Tuesday, September 26, 2006

Kiptopeke Weekend 2006

Around Raccoon Island, originally uploaded by jmharper.

The weekend after Labor Day, the River Mice gathered for the sixth annual Kiptopeke weekend at Kiptopeke State Park on the eastern shore. Located just three miles past the toll plaza of the Chesapeake Bay Bridge Tunnel, it is an ideal retreat close to home.

Camp was set up under the trees at the spacious campground. Most of our sites backed up against each other, making for a nice community feel.

The highlight of the weekend is the Saturday paddle. This year, conditions were ideal to paddle around Raccoon Island, a close-in barrier island. A large group headed out, including Bill and Cheri, Ed and Connie, George and Bev, Jeff and Chris, Jerry and Jeanine, and Peggy and Jim. Debbie and Joe arrived early in the morning, and decided to get acquainted with their new camper instead of paddling.

No matter where you are, the bridge-tunnel isn't far away. It is off to the left of this picture.

Among the Barrier Islands

Among the Barrier Islands, originally uploaded by jmharper.

Saturday's paddle had ideal conditions for exploring the barrier islands. The tide was up, and the wind was down. Those far-off islands were more inviting than ever, and most of the group took the bait. After traveling most of the way around Raccoon Island, our intrepid paddlers took off for the far point of Fishermans Island, a mile away across open water.

The trip out and back took most of an hour, with no chance for rest. Fishermans Island is completely closed to human visitors. Finally, it was time to take out in the mud. The tide had dropped about 3-4 feet since put-in. Then it was back to camp for showers, dinner, and another night around the fire.

Touring the Concrete Ships

Touring the Concrete Ships, originally uploaded by jmharper.
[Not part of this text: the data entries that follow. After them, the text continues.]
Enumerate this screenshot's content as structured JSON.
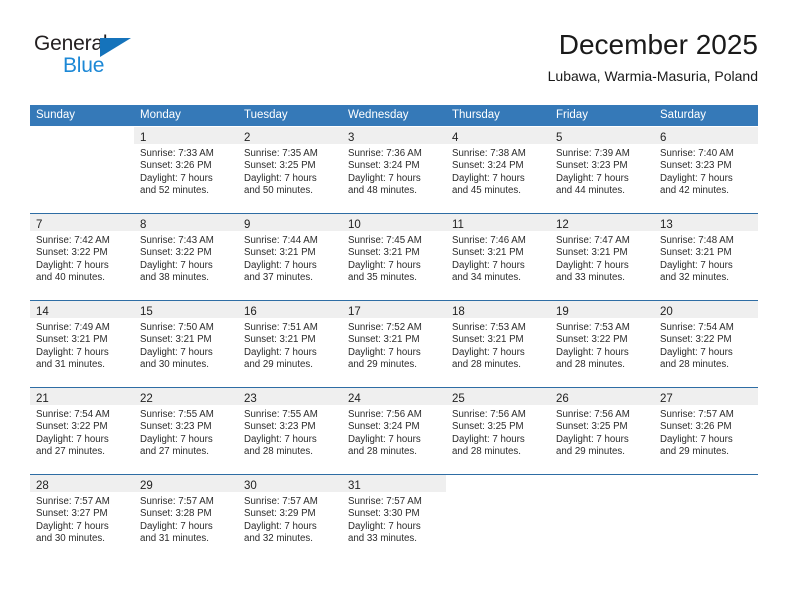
{
  "brand": {
    "name_top": "General",
    "name_bottom": "Blue",
    "accent_color": "#1573bb",
    "blue_text_color": "#1c88d6"
  },
  "header": {
    "title": "December 2025",
    "subtitle": "Lubawa, Warmia-Masuria, Poland"
  },
  "calendar": {
    "header_bg": "#3579b8",
    "row_divider_color": "#2e6da4",
    "daynum_band_bg": "#efefef",
    "weekday_headers": [
      "Sunday",
      "Monday",
      "Tuesday",
      "Wednesday",
      "Thursday",
      "Friday",
      "Saturday"
    ],
    "weeks": [
      [
        {
          "day": "",
          "lines": []
        },
        {
          "day": "1",
          "lines": [
            "Sunrise: 7:33 AM",
            "Sunset: 3:26 PM",
            "Daylight: 7 hours",
            "and 52 minutes."
          ]
        },
        {
          "day": "2",
          "lines": [
            "Sunrise: 7:35 AM",
            "Sunset: 3:25 PM",
            "Daylight: 7 hours",
            "and 50 minutes."
          ]
        },
        {
          "day": "3",
          "lines": [
            "Sunrise: 7:36 AM",
            "Sunset: 3:24 PM",
            "Daylight: 7 hours",
            "and 48 minutes."
          ]
        },
        {
          "day": "4",
          "lines": [
            "Sunrise: 7:38 AM",
            "Sunset: 3:24 PM",
            "Daylight: 7 hours",
            "and 45 minutes."
          ]
        },
        {
          "day": "5",
          "lines": [
            "Sunrise: 7:39 AM",
            "Sunset: 3:23 PM",
            "Daylight: 7 hours",
            "and 44 minutes."
          ]
        },
        {
          "day": "6",
          "lines": [
            "Sunrise: 7:40 AM",
            "Sunset: 3:23 PM",
            "Daylight: 7 hours",
            "and 42 minutes."
          ]
        }
      ],
      [
        {
          "day": "7",
          "lines": [
            "Sunrise: 7:42 AM",
            "Sunset: 3:22 PM",
            "Daylight: 7 hours",
            "and 40 minutes."
          ]
        },
        {
          "day": "8",
          "lines": [
            "Sunrise: 7:43 AM",
            "Sunset: 3:22 PM",
            "Daylight: 7 hours",
            "and 38 minutes."
          ]
        },
        {
          "day": "9",
          "lines": [
            "Sunrise: 7:44 AM",
            "Sunset: 3:21 PM",
            "Daylight: 7 hours",
            "and 37 minutes."
          ]
        },
        {
          "day": "10",
          "lines": [
            "Sunrise: 7:45 AM",
            "Sunset: 3:21 PM",
            "Daylight: 7 hours",
            "and 35 minutes."
          ]
        },
        {
          "day": "11",
          "lines": [
            "Sunrise: 7:46 AM",
            "Sunset: 3:21 PM",
            "Daylight: 7 hours",
            "and 34 minutes."
          ]
        },
        {
          "day": "12",
          "lines": [
            "Sunrise: 7:47 AM",
            "Sunset: 3:21 PM",
            "Daylight: 7 hours",
            "and 33 minutes."
          ]
        },
        {
          "day": "13",
          "lines": [
            "Sunrise: 7:48 AM",
            "Sunset: 3:21 PM",
            "Daylight: 7 hours",
            "and 32 minutes."
          ]
        }
      ],
      [
        {
          "day": "14",
          "lines": [
            "Sunrise: 7:49 AM",
            "Sunset: 3:21 PM",
            "Daylight: 7 hours",
            "and 31 minutes."
          ]
        },
        {
          "day": "15",
          "lines": [
            "Sunrise: 7:50 AM",
            "Sunset: 3:21 PM",
            "Daylight: 7 hours",
            "and 30 minutes."
          ]
        },
        {
          "day": "16",
          "lines": [
            "Sunrise: 7:51 AM",
            "Sunset: 3:21 PM",
            "Daylight: 7 hours",
            "and 29 minutes."
          ]
        },
        {
          "day": "17",
          "lines": [
            "Sunrise: 7:52 AM",
            "Sunset: 3:21 PM",
            "Daylight: 7 hours",
            "and 29 minutes."
          ]
        },
        {
          "day": "18",
          "lines": [
            "Sunrise: 7:53 AM",
            "Sunset: 3:21 PM",
            "Daylight: 7 hours",
            "and 28 minutes."
          ]
        },
        {
          "day": "19",
          "lines": [
            "Sunrise: 7:53 AM",
            "Sunset: 3:22 PM",
            "Daylight: 7 hours",
            "and 28 minutes."
          ]
        },
        {
          "day": "20",
          "lines": [
            "Sunrise: 7:54 AM",
            "Sunset: 3:22 PM",
            "Daylight: 7 hours",
            "and 28 minutes."
          ]
        }
      ],
      [
        {
          "day": "21",
          "lines": [
            "Sunrise: 7:54 AM",
            "Sunset: 3:22 PM",
            "Daylight: 7 hours",
            "and 27 minutes."
          ]
        },
        {
          "day": "22",
          "lines": [
            "Sunrise: 7:55 AM",
            "Sunset: 3:23 PM",
            "Daylight: 7 hours",
            "and 27 minutes."
          ]
        },
        {
          "day": "23",
          "lines": [
            "Sunrise: 7:55 AM",
            "Sunset: 3:23 PM",
            "Daylight: 7 hours",
            "and 28 minutes."
          ]
        },
        {
          "day": "24",
          "lines": [
            "Sunrise: 7:56 AM",
            "Sunset: 3:24 PM",
            "Daylight: 7 hours",
            "and 28 minutes."
          ]
        },
        {
          "day": "25",
          "lines": [
            "Sunrise: 7:56 AM",
            "Sunset: 3:25 PM",
            "Daylight: 7 hours",
            "and 28 minutes."
          ]
        },
        {
          "day": "26",
          "lines": [
            "Sunrise: 7:56 AM",
            "Sunset: 3:25 PM",
            "Daylight: 7 hours",
            "and 29 minutes."
          ]
        },
        {
          "day": "27",
          "lines": [
            "Sunrise: 7:57 AM",
            "Sunset: 3:26 PM",
            "Daylight: 7 hours",
            "and 29 minutes."
          ]
        }
      ],
      [
        {
          "day": "28",
          "lines": [
            "Sunrise: 7:57 AM",
            "Sunset: 3:27 PM",
            "Daylight: 7 hours",
            "and 30 minutes."
          ]
        },
        {
          "day": "29",
          "lines": [
            "Sunrise: 7:57 AM",
            "Sunset: 3:28 PM",
            "Daylight: 7 hours",
            "and 31 minutes."
          ]
        },
        {
          "day": "30",
          "lines": [
            "Sunrise: 7:57 AM",
            "Sunset: 3:29 PM",
            "Daylight: 7 hours",
            "and 32 minutes."
          ]
        },
        {
          "day": "31",
          "lines": [
            "Sunrise: 7:57 AM",
            "Sunset: 3:30 PM",
            "Daylight: 7 hours",
            "and 33 minutes."
          ]
        },
        {
          "day": "",
          "lines": []
        },
        {
          "day": "",
          "lines": []
        },
        {
          "day": "",
          "lines": []
        }
      ]
    ]
  }
}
On Sunday the group took advantage of the beautiful weather and paddled out to the concrete ships that serve as a breakwater. Yes, concrete ships. They were an experiment during world war II, when steel was in high demand. Concrete was used for the ship's hull, and yes, it floated! When the Little Creek-Cape Charles ferry terminal moved to this location, the owner purchased the ships, floated them into place, and sank them to serve as a breakwater. Now, they are one of the sights of Kiptopeke.

It was another great weekend of paddling and friendship. The weather was near perfect- not too hot, with little wind. All in all, Kiptopeke was as it should be, a perfect way to start the end of summer!